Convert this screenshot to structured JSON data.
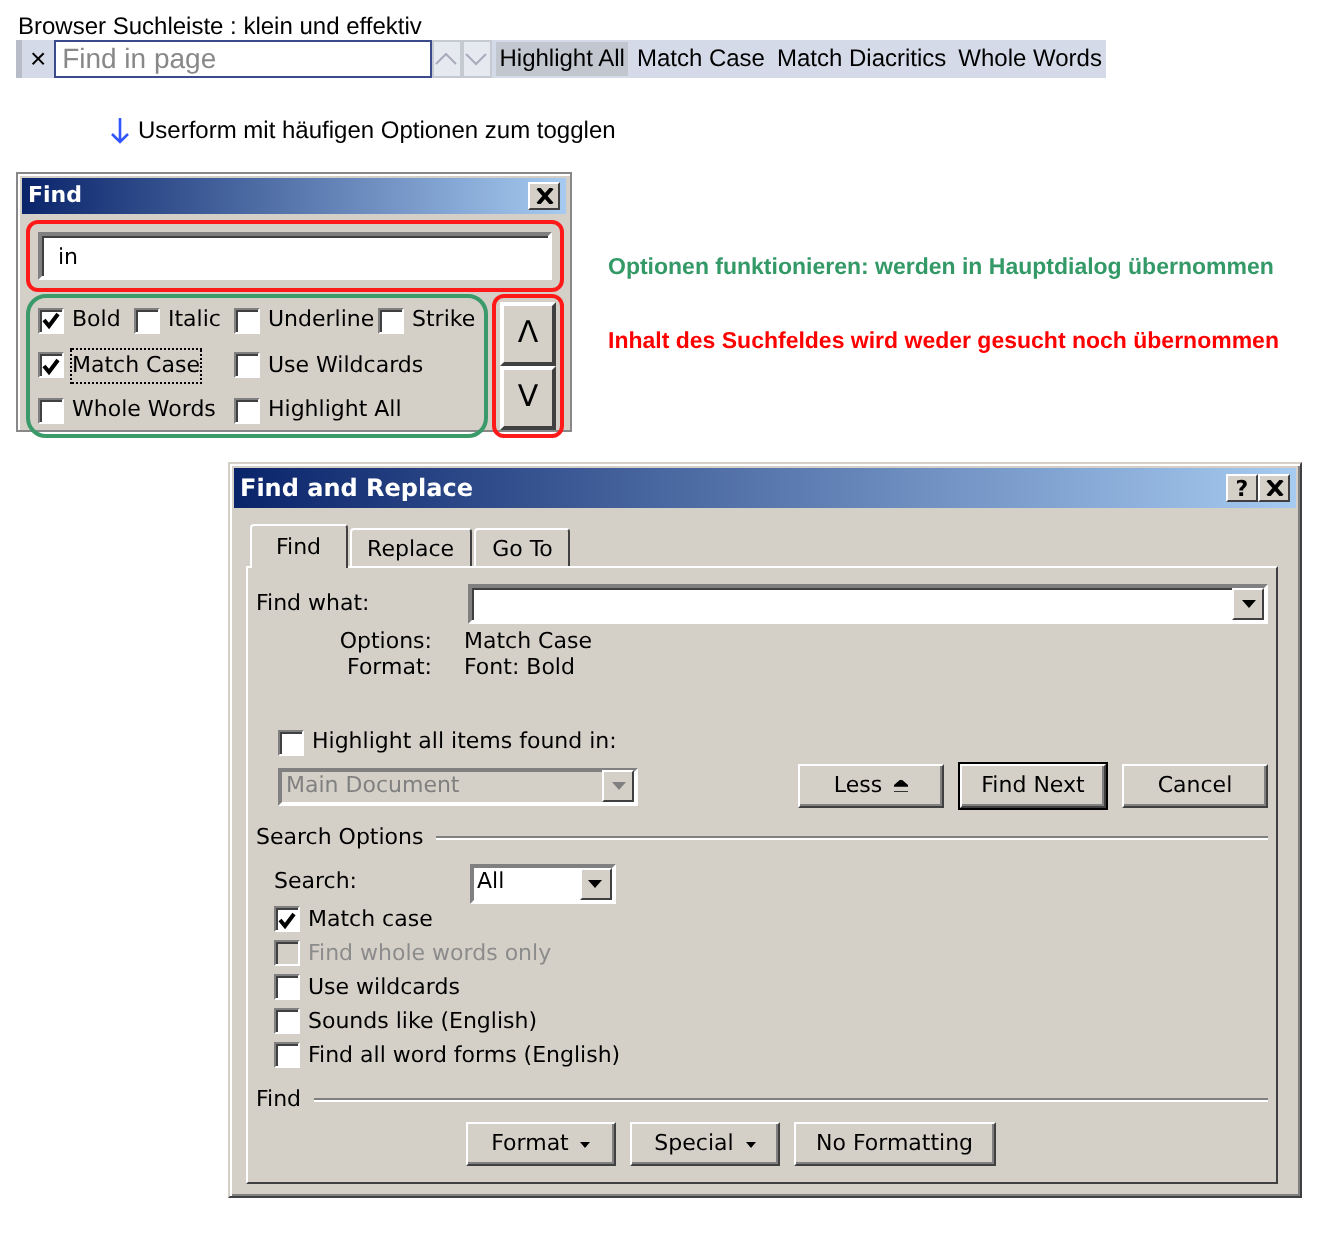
{
  "caption": "Browser Suchleiste : klein und effektiv",
  "browser_findbar": {
    "close": "×",
    "placeholder": "Find in page",
    "options": [
      {
        "label": "Highlight All",
        "selected": true
      },
      {
        "label": "Match Case",
        "selected": false
      },
      {
        "label": "Match Diacritics",
        "selected": false
      },
      {
        "label": "Whole Words",
        "selected": false
      }
    ]
  },
  "note": "Userform mit häufigen Optionen zum togglen",
  "userform": {
    "title": "Find",
    "query": "in",
    "rows": [
      [
        {
          "label": "Bold",
          "checked": true,
          "focused": false
        },
        {
          "label": "Italic",
          "checked": false,
          "focused": false
        },
        {
          "label": "Underline",
          "checked": false,
          "focused": false
        },
        {
          "label": "Strike",
          "checked": false,
          "focused": false
        }
      ],
      [
        {
          "label": "Match Case",
          "checked": true,
          "focused": true
        },
        {
          "label": "Use Wildcards",
          "checked": false,
          "focused": false
        }
      ],
      [
        {
          "label": "Whole Words",
          "checked": false,
          "focused": false
        },
        {
          "label": "Highlight All",
          "checked": false,
          "focused": false
        }
      ]
    ],
    "prev": "Λ",
    "next": "V"
  },
  "annotations": [
    {
      "text": "Optionen funktionieren: werden in Hauptdialog übernommen",
      "color": "#339966"
    },
    {
      "text": "Inhalt des Suchfeldes wird weder gesucht noch übernommen",
      "color": "#ff0000"
    }
  ],
  "dialog": {
    "title": "Find and Replace",
    "help": "?",
    "tabs": [
      {
        "label": "Find",
        "selected": true
      },
      {
        "label": "Replace",
        "selected": false
      },
      {
        "label": "Go To",
        "selected": false
      }
    ],
    "find_what_label": "Find what:",
    "info": [
      {
        "label": "Options:",
        "value": "Match Case"
      },
      {
        "label": "Format:",
        "value": "Font: Bold"
      }
    ],
    "highlight": {
      "label": "Highlight all items found in:",
      "checked": false
    },
    "scope": {
      "value": "Main Document",
      "disabled": true
    },
    "buttons": [
      {
        "label": "Less",
        "kind": "less",
        "default": false
      },
      {
        "label": "Find Next",
        "kind": "plain",
        "default": true
      },
      {
        "label": "Cancel",
        "kind": "plain",
        "default": false
      }
    ],
    "search_options": {
      "heading": "Search Options",
      "search_label": "Search:",
      "search_value": "All",
      "checkboxes": [
        {
          "label": "Match case",
          "checked": true,
          "disabled": false
        },
        {
          "label": "Find whole words only",
          "checked": false,
          "disabled": true
        },
        {
          "label": "Use wildcards",
          "checked": false,
          "disabled": false
        },
        {
          "label": "Sounds like (English)",
          "checked": false,
          "disabled": false
        },
        {
          "label": "Find all word forms (English)",
          "checked": false,
          "disabled": false
        }
      ]
    },
    "find_section": {
      "heading": "Find",
      "buttons": [
        {
          "label": "Format",
          "menu": true
        },
        {
          "label": "Special",
          "menu": true
        },
        {
          "label": "No Formatting",
          "menu": false
        }
      ]
    }
  }
}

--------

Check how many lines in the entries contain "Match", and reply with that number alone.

5